Dataset excerpts

----

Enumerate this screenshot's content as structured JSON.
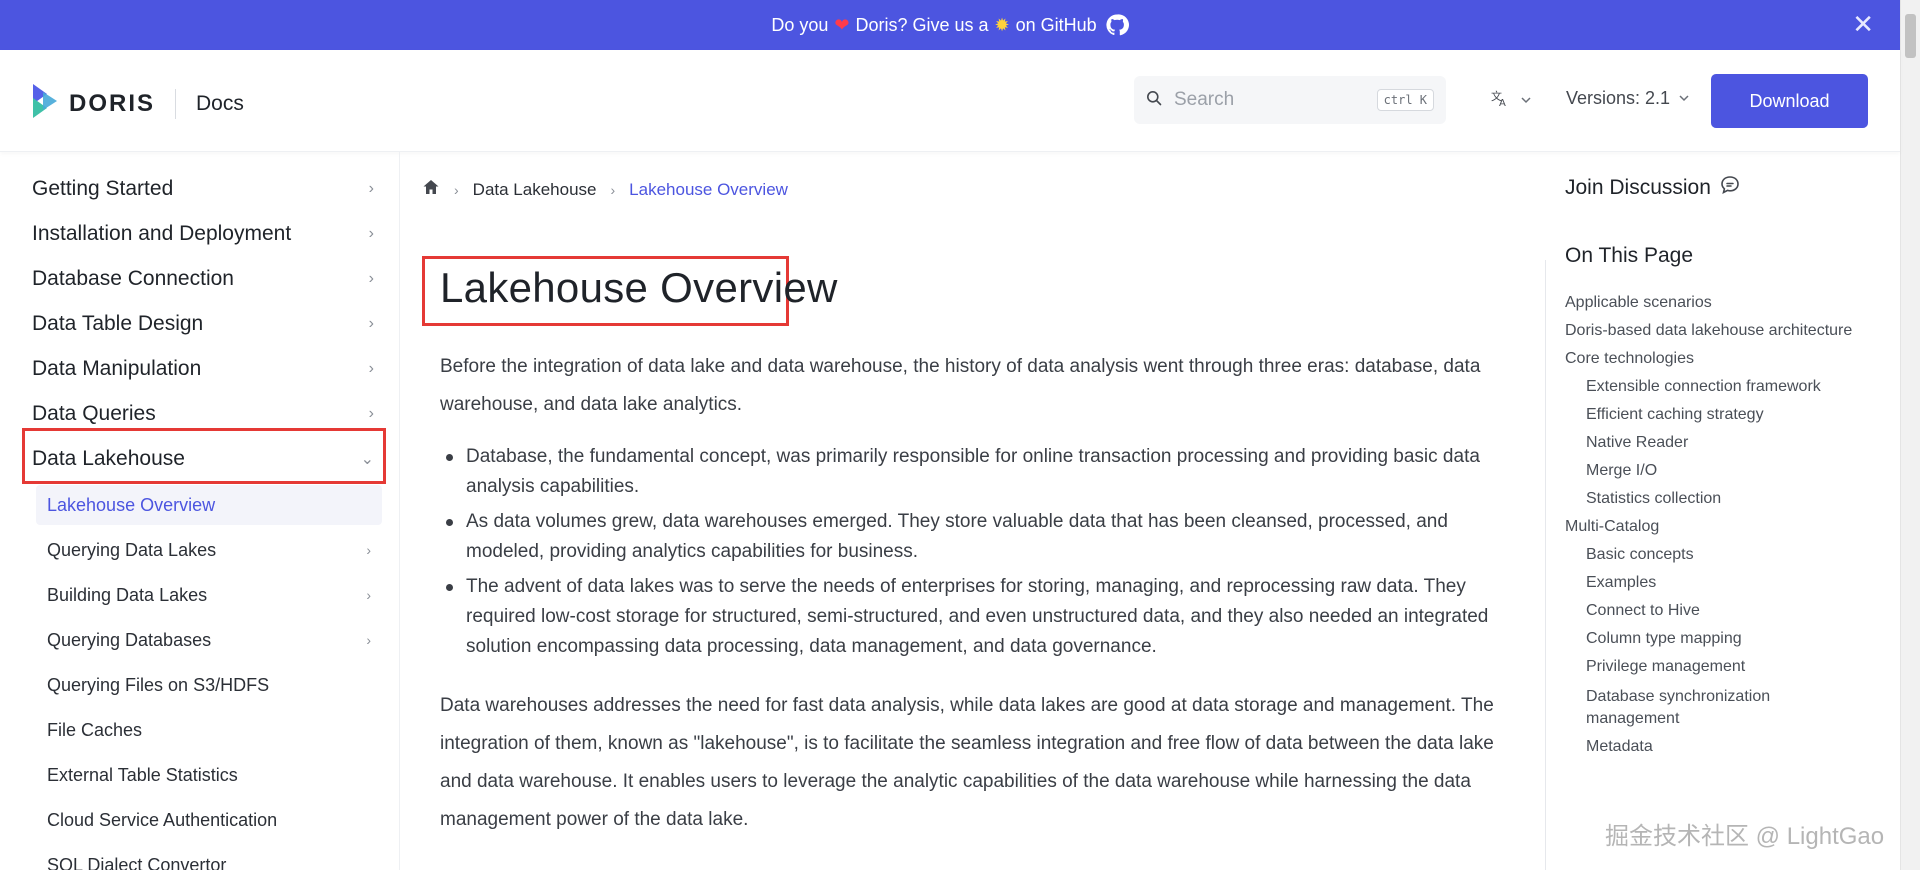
{
  "announcement": {
    "prefix": "Do you",
    "middle": "Doris? Give us a",
    "suffix": "on GitHub",
    "heart": "❤",
    "sun": "✹"
  },
  "navbar": {
    "brand": "DORIS",
    "docs": "Docs",
    "search_placeholder": "Search",
    "search_shortcut": "ctrl K",
    "versions": "Versions: 2.1",
    "download": "Download"
  },
  "sidebar": {
    "items": [
      {
        "label": "Getting Started"
      },
      {
        "label": "Installation and Deployment"
      },
      {
        "label": "Database Connection"
      },
      {
        "label": "Data Table Design"
      },
      {
        "label": "Data Manipulation"
      },
      {
        "label": "Data Queries"
      },
      {
        "label": "Data Lakehouse"
      }
    ],
    "subitems": [
      {
        "label": "Lakehouse Overview"
      },
      {
        "label": "Querying Data Lakes"
      },
      {
        "label": "Building Data Lakes"
      },
      {
        "label": "Querying Databases"
      },
      {
        "label": "Querying Files on S3/HDFS"
      },
      {
        "label": "File Caches"
      },
      {
        "label": "External Table Statistics"
      },
      {
        "label": "Cloud Service Authentication"
      },
      {
        "label": "SQL Dialect Convertor"
      }
    ]
  },
  "breadcrumb": {
    "section": "Data Lakehouse",
    "current": "Lakehouse Overview"
  },
  "content": {
    "title": "Lakehouse Overview",
    "intro": "Before the integration of data lake and data warehouse, the history of data analysis went through three eras: database, data warehouse, and data lake analytics.",
    "bullets": [
      "Database, the fundamental concept, was primarily responsible for online transaction processing and providing basic data analysis capabilities.",
      "As data volumes grew, data warehouses emerged. They store valuable data that has been cleansed, processed, and modeled, providing analytics capabilities for business.",
      "The advent of data lakes was to serve the needs of enterprises for storing, managing, and reprocessing raw data. They required low-cost storage for structured, semi-structured, and even unstructured data, and they also needed an integrated solution encompassing data processing, data management, and data governance."
    ],
    "closing": "Data warehouses addresses the need for fast data analysis, while data lakes are good at data storage and management. The integration of them, known as \"lakehouse\", is to facilitate the seamless integration and free flow of data between the data lake and data warehouse. It enables users to leverage the analytic capabilities of the data warehouse while harnessing the data management power of the data lake."
  },
  "toc": {
    "join": "Join Discussion",
    "heading": "On This Page",
    "items": [
      {
        "label": "Applicable scenarios"
      },
      {
        "label": "Doris-based data lakehouse architecture"
      },
      {
        "label": "Core technologies"
      },
      {
        "label": "Extensible connection framework"
      },
      {
        "label": "Efficient caching strategy"
      },
      {
        "label": "Native Reader"
      },
      {
        "label": "Merge I/O"
      },
      {
        "label": "Statistics collection"
      },
      {
        "label": "Multi-Catalog"
      },
      {
        "label": "Basic concepts"
      },
      {
        "label": "Examples"
      },
      {
        "label": "Connect to Hive"
      },
      {
        "label": "Column type mapping"
      },
      {
        "label": "Privilege management"
      },
      {
        "label": "Database synchronization management"
      },
      {
        "label": "Metadata"
      }
    ]
  },
  "watermark": "掘金技术社区 @ LightGao"
}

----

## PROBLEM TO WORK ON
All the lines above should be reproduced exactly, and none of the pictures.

## RESULT OF THE EXERCISE
Enumerate this screenshot's content as structured JSON.
{
  "announcement": {
    "prefix": "Do you",
    "middle": "Doris? Give us a",
    "suffix": "on GitHub",
    "heart": "❤",
    "sun": "✹"
  },
  "navbar": {
    "brand": "DORIS",
    "docs": "Docs",
    "search_placeholder": "Search",
    "search_shortcut": "ctrl K",
    "versions": "Versions: 2.1",
    "download": "Download"
  },
  "sidebar": {
    "items": [
      {
        "label": "Getting Started"
      },
      {
        "label": "Installation and Deployment"
      },
      {
        "label": "Database Connection"
      },
      {
        "label": "Data Table Design"
      },
      {
        "label": "Data Manipulation"
      },
      {
        "label": "Data Queries"
      },
      {
        "label": "Data Lakehouse"
      }
    ],
    "subitems": [
      {
        "label": "Lakehouse Overview"
      },
      {
        "label": "Querying Data Lakes"
      },
      {
        "label": "Building Data Lakes"
      },
      {
        "label": "Querying Databases"
      },
      {
        "label": "Querying Files on S3/HDFS"
      },
      {
        "label": "File Caches"
      },
      {
        "label": "External Table Statistics"
      },
      {
        "label": "Cloud Service Authentication"
      },
      {
        "label": "SQL Dialect Convertor"
      }
    ]
  },
  "breadcrumb": {
    "section": "Data Lakehouse",
    "current": "Lakehouse Overview"
  },
  "content": {
    "title": "Lakehouse Overview",
    "intro": "Before the integration of data lake and data warehouse, the history of data analysis went through three eras: database, data warehouse, and data lake analytics.",
    "bullets": [
      "Database, the fundamental concept, was primarily responsible for online transaction processing and providing basic data analysis capabilities.",
      "As data volumes grew, data warehouses emerged. They store valuable data that has been cleansed, processed, and modeled, providing analytics capabilities for business.",
      "The advent of data lakes was to serve the needs of enterprises for storing, managing, and reprocessing raw data. They required low-cost storage for structured, semi-structured, and even unstructured data, and they also needed an integrated solution encompassing data processing, data management, and data governance."
    ],
    "closing": "Data warehouses addresses the need for fast data analysis, while data lakes are good at data storage and management. The integration of them, known as \"lakehouse\", is to facilitate the seamless integration and free flow of data between the data lake and data warehouse. It enables users to leverage the analytic capabilities of the data warehouse while harnessing the data management power of the data lake."
  },
  "toc": {
    "join": "Join Discussion",
    "heading": "On This Page",
    "items": [
      {
        "label": "Applicable scenarios"
      },
      {
        "label": "Doris-based data lakehouse architecture"
      },
      {
        "label": "Core technologies"
      },
      {
        "label": "Extensible connection framework"
      },
      {
        "label": "Efficient caching strategy"
      },
      {
        "label": "Native Reader"
      },
      {
        "label": "Merge I/O"
      },
      {
        "label": "Statistics collection"
      },
      {
        "label": "Multi-Catalog"
      },
      {
        "label": "Basic concepts"
      },
      {
        "label": "Examples"
      },
      {
        "label": "Connect to Hive"
      },
      {
        "label": "Column type mapping"
      },
      {
        "label": "Privilege management"
      },
      {
        "label": "Database synchronization management"
      },
      {
        "label": "Metadata"
      }
    ]
  },
  "watermark": "掘金技术社区 @ LightGao"
}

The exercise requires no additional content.